_Record set_.
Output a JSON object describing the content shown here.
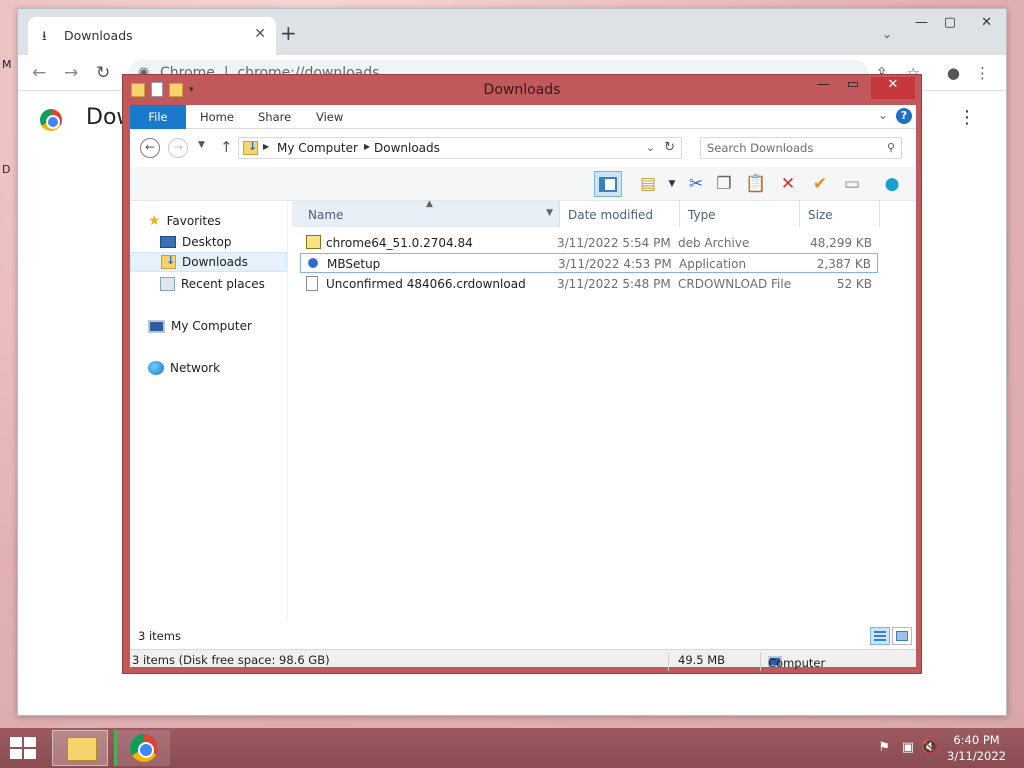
{
  "chrome": {
    "tab_title": "Downloads",
    "omnibox_site": "Chrome",
    "omnibox_url": "chrome://downloads",
    "page_heading": "Dow"
  },
  "explorer": {
    "title": "Downloads",
    "ribbon_tabs": [
      "File",
      "Home",
      "Share",
      "View"
    ],
    "breadcrumb": [
      "My Computer",
      "Downloads"
    ],
    "search_placeholder": "Search Downloads",
    "nav": {
      "favorites": "Favorites",
      "desktop": "Desktop",
      "downloads": "Downloads",
      "recent": "Recent places",
      "computer": "My Computer",
      "network": "Network"
    },
    "columns": {
      "name": "Name",
      "date": "Date modified",
      "type": "Type",
      "size": "Size"
    },
    "files": [
      {
        "name": "chrome64_51.0.2704.84",
        "date": "3/11/2022 5:54 PM",
        "type": "deb Archive",
        "size": "48,299 KB",
        "icon": "deb-archive-icon"
      },
      {
        "name": "MBSetup",
        "date": "3/11/2022 4:53 PM",
        "type": "Application",
        "size": "2,387 KB",
        "icon": "application-icon"
      },
      {
        "name": "Unconfirmed 484066.crdownload",
        "date": "3/11/2022 5:48 PM",
        "type": "CRDOWNLOAD File",
        "size": "52 KB",
        "icon": "blank-file-icon"
      }
    ],
    "item_count": "3 items",
    "status_left": "3 items (Disk free space: 98.6 GB)",
    "status_size": "49.5 MB",
    "status_location": "Computer",
    "colors": {
      "frame": "#c0585c",
      "file_tab": "#1979ca",
      "close": "#c7373b"
    }
  },
  "taskbar": {
    "time": "6:40 PM",
    "date": "3/11/2022"
  }
}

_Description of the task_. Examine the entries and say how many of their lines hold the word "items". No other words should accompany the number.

_Answer to the exercise_. 2